> PROBLEM STATEMENT: Select every line below containing the word "Bâtiment".

Start of RECORDS FOR THE TASK

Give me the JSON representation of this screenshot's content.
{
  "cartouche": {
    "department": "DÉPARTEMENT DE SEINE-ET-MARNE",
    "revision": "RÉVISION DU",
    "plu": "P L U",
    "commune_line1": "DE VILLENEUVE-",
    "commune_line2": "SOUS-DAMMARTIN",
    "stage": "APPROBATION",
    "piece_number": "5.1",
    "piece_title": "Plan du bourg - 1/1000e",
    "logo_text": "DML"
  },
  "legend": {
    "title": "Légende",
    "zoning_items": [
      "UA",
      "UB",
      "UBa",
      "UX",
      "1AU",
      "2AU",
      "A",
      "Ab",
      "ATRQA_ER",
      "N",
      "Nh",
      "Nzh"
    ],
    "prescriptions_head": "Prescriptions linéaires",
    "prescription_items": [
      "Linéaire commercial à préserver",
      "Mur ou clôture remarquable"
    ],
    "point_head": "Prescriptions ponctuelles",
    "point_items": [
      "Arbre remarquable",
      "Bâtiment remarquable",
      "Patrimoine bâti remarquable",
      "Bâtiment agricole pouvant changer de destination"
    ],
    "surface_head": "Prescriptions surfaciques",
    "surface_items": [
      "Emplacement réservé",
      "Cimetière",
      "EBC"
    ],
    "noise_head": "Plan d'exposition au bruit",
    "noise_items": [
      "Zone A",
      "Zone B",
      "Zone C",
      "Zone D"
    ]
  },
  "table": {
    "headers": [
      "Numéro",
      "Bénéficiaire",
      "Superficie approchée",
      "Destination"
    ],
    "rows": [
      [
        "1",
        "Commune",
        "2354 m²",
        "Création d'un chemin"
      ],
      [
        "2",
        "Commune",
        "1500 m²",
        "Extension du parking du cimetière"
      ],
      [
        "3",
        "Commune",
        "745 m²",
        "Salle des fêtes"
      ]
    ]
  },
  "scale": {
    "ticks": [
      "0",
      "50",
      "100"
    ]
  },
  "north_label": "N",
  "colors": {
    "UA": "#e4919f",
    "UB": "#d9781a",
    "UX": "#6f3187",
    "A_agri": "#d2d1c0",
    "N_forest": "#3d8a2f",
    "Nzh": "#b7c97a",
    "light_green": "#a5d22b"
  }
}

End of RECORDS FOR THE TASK

> RESULT BELOW:
      "Bâtiment remarquable",
      "Bâtiment agricole pouvant changer de destination"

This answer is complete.